The work by Forster contrasts the personal with the mechanical through the lives of two families in particular.
First, the Wilcoxes, who have made money in the ‘colonies’ but who have returned to live in the charming ‘nine windowed’ rural domain of the title’s name which has descended down through the family of not particularly wealthy yeoman farmers and has at the time of the opening of the novel come into the orbit of the Wilcoxes, wealthy, assertive capitalists, through Mrs Wilcox.
Second, the Schlegel sisters, who are Bloomsbury types. In particular through Margaret Schlegel, Forster articulates the philosophy of George Moore who advocated the contemplation of beauty and the cultivation of personal relations as a spiritual antidote to the rootless, mechanistic ethos of his age.
TM proposes that it is valuable to see the administration of contemporary cricket in England, in terms of Howards End.
Both cricket and Howards End, the property, are manifestations of rural England. They are embodiments of the rich tapestry of its manifold traditions, and the deeply-rooted cultural heritage associated with these traditions.
The novel’s present custodians, the Wilcoxes, believe that their tenure of the ‘house’ is secure for this and future generations of their family. The Wilcox males are modernisers and business people, for example building a garage in the old paddock, much against the wishes of Mrs Wilcox, who gives way to most of their reforms, except one; she protects an unproductive vine covering the south wall. But the strident male Wilcoxes do not own Howards End.
The freehold is at the disposal of Mrs Wilcox. The men assume her compliance will continue as a legacy, but her sudden death briefly shakes their sense of security.
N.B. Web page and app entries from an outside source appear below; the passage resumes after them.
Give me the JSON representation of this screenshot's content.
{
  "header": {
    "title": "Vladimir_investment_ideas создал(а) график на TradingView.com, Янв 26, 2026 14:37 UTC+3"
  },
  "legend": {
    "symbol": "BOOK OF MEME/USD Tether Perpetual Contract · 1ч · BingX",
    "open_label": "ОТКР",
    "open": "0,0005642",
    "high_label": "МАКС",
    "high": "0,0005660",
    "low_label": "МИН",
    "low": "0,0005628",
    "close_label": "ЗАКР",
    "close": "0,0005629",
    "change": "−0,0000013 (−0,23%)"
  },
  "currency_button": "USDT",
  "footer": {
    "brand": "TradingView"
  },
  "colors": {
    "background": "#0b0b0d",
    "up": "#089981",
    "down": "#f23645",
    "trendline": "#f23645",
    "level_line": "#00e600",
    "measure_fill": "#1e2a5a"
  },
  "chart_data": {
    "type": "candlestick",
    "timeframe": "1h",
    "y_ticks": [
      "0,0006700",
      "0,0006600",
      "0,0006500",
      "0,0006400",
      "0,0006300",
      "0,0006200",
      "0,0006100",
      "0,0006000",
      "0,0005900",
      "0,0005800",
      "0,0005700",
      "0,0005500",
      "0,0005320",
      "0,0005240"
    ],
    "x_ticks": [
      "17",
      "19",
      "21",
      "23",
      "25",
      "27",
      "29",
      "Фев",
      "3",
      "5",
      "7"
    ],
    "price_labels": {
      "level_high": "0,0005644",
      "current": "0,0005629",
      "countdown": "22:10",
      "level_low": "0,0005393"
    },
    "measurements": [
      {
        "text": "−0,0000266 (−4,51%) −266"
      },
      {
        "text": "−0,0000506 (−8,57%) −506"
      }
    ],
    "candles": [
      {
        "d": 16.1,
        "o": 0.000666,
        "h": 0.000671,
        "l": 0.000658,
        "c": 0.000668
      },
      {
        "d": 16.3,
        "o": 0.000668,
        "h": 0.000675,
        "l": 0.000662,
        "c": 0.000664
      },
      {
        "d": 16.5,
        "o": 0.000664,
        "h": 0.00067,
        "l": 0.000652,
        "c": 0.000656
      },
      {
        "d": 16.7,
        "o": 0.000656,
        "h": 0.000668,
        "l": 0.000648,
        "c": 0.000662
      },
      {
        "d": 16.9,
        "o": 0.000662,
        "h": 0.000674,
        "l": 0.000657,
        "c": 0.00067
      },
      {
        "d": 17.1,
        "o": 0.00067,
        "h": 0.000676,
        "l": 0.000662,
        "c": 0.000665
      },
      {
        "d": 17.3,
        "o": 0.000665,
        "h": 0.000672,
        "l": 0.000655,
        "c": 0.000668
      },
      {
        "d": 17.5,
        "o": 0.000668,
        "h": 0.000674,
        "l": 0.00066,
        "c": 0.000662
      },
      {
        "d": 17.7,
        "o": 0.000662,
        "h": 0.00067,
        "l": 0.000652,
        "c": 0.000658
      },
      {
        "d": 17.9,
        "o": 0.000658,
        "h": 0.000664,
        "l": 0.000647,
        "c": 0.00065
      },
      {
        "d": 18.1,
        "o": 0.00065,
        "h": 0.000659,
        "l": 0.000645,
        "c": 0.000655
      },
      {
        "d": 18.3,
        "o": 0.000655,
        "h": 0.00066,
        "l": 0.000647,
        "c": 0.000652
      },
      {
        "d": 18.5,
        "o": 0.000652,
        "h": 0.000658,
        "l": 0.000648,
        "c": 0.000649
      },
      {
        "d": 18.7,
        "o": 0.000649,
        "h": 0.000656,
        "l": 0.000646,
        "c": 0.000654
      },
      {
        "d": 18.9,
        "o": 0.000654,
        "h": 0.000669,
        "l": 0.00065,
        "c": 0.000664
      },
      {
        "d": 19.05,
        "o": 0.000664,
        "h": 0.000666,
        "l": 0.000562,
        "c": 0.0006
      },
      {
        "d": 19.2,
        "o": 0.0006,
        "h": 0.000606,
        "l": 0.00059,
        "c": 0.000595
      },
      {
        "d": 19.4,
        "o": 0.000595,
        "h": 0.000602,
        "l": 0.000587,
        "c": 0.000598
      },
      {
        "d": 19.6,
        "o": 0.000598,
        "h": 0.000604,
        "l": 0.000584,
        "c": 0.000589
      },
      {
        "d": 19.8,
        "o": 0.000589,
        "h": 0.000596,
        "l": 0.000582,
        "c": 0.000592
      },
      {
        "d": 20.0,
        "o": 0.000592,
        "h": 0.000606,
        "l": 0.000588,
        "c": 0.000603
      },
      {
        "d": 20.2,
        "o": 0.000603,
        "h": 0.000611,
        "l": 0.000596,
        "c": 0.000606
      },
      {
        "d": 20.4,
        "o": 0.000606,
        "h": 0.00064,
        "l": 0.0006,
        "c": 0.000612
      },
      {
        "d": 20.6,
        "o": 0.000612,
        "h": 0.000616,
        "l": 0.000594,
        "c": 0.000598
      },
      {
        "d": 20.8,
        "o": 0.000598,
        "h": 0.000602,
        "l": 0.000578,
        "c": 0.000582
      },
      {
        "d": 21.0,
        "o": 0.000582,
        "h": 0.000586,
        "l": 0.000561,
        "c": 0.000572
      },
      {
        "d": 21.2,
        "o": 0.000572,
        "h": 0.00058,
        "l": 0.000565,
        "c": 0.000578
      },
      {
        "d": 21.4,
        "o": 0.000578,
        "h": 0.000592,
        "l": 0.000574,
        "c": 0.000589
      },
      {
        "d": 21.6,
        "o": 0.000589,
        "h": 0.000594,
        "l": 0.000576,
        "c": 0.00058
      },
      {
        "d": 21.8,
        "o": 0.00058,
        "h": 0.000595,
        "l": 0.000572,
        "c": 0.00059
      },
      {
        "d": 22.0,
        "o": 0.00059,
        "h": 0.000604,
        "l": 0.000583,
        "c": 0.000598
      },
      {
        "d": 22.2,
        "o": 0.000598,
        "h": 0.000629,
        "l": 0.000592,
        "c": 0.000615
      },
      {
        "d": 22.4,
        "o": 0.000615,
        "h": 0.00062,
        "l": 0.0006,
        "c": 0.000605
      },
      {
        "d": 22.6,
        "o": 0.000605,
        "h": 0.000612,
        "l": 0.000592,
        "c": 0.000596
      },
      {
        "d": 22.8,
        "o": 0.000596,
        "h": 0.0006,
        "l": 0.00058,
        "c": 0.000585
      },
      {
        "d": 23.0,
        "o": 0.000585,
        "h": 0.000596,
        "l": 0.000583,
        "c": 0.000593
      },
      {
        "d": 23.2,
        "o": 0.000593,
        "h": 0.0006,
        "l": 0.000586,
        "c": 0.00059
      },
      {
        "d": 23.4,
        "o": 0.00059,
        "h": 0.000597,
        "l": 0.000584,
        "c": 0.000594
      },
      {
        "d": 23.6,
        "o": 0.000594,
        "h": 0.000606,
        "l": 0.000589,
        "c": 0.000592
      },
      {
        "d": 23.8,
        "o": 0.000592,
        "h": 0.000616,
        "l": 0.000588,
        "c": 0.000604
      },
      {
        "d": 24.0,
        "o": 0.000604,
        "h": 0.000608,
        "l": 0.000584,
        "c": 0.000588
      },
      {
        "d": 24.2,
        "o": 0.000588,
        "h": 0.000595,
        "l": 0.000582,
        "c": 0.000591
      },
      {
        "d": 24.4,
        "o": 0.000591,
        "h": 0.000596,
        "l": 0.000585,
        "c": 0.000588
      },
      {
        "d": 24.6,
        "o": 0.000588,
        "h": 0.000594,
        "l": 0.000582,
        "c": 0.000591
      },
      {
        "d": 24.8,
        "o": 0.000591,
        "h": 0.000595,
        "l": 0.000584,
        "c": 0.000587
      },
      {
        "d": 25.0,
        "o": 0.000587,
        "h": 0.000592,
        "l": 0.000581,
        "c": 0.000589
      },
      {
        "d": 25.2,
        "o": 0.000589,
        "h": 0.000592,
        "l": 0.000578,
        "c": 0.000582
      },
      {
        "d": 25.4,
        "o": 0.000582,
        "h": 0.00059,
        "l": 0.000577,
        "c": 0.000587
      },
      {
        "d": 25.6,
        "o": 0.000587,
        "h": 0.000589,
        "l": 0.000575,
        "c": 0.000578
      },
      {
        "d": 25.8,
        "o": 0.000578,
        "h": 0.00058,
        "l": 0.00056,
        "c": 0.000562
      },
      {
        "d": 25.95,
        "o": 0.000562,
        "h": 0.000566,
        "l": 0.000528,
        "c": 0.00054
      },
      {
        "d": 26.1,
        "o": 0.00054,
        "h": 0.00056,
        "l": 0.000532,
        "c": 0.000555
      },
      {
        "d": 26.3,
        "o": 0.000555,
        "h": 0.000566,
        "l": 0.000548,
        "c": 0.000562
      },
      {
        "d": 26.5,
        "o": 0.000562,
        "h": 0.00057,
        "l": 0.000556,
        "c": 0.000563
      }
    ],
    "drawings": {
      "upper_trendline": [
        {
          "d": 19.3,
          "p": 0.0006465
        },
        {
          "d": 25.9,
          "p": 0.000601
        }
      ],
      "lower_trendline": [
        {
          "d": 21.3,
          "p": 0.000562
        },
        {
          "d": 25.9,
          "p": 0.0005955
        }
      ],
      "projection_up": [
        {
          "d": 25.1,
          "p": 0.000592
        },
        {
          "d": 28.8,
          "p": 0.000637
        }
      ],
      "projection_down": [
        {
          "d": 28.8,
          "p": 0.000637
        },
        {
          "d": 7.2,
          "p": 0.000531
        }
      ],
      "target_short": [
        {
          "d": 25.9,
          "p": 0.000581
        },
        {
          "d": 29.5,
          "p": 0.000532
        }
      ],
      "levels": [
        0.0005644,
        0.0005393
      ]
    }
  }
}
They find that she has bequeathed the house to Margaret Schlegel, a slight holiday acquaintance, but one in whom the frail Mrs Wilcox recognizes a kindred spirit, and following considered a more suitable custodian of the old yeoman’s farm house should she die. In fact they get their way, convincing themselves that the Mrs Wilcox did not really mean what she was doing.
Unaware of the legacy, when attending the burial of Mrs Wilcox, Miss Schlegel, true to her commitment to personal relations and the contemplation of beauty, ignores the social convention of the time of leaving white flowers at a graveside, and brings bright chrysanthemums.
The reader is free to extend or to refute parallels between the story of Howards End and the story of cricket in England in the last twenty years.
The Coach/Director’s present contract comes to an end after the final Test that starting today. This is, therefore, a moment when custody issues will be settled in favour of the status quo (a Wilcox/Flower future) or … or something closer to a less managerial, controlling tenure that theirs; one that can appreciate the value of an unproductive vine, true to the spirit of cricket as it has been played by the British for centuries.
“Hey, why not just report the facts?”
Novels (and poetry), especially those which do not rely on the well worn path of Lyrical Realism, demonstrate the potential of the imagination to communicate what life is like beyond personal experience.
In a powerful piece, “The Evil Doctrine That Results Alone Matter Has Spread” : Past, Present Or Future?, Backwatersman at Go Litel Blog, Go has recently quoted Dudley Carew,
“Of course he was right in pointing out that the spectator sitting with his scorecard and glass of beer may be within a few physical yards of the man on the boundary, but he is psychologically a thousand miles from the fielder who, is in nerves, mind and body, keyed up to something that is less a game than an ordeal, an ordeal by the fires of temperament and competition.”
For Backwatersman, the quote perhaps serves another important purpose, (still surely codified as Wilcox v Schlegel or Flower v Lehmann) but for Third Man it is an expression of the challenge he has been trying to meet, whenever his subconscious stirs and he reaches for the keyboard: that same impulse that saw him leap towards a catch in the gulley before he was fully conscious of the reaction, or that saw him drive or hook a ball before he had commanded his body to play the shot.
Why should the spectator with his score card, (or page from Cricket Archive) sitting within a few yards of the man on the boundary, (or at home in front of the telly) be psychologically a thousand miles from the fielder?
If Joyce could bring his readers to feel, through their nerves, the ordeal of a day in the life of Leopold Bloom, shouldn’t those writing about a cricketing ordeal set free the imagination? Can the attempted illusion of realism ever hope to communicate those tests and trials fired by temperament and competition that make up a contest on a cricket field?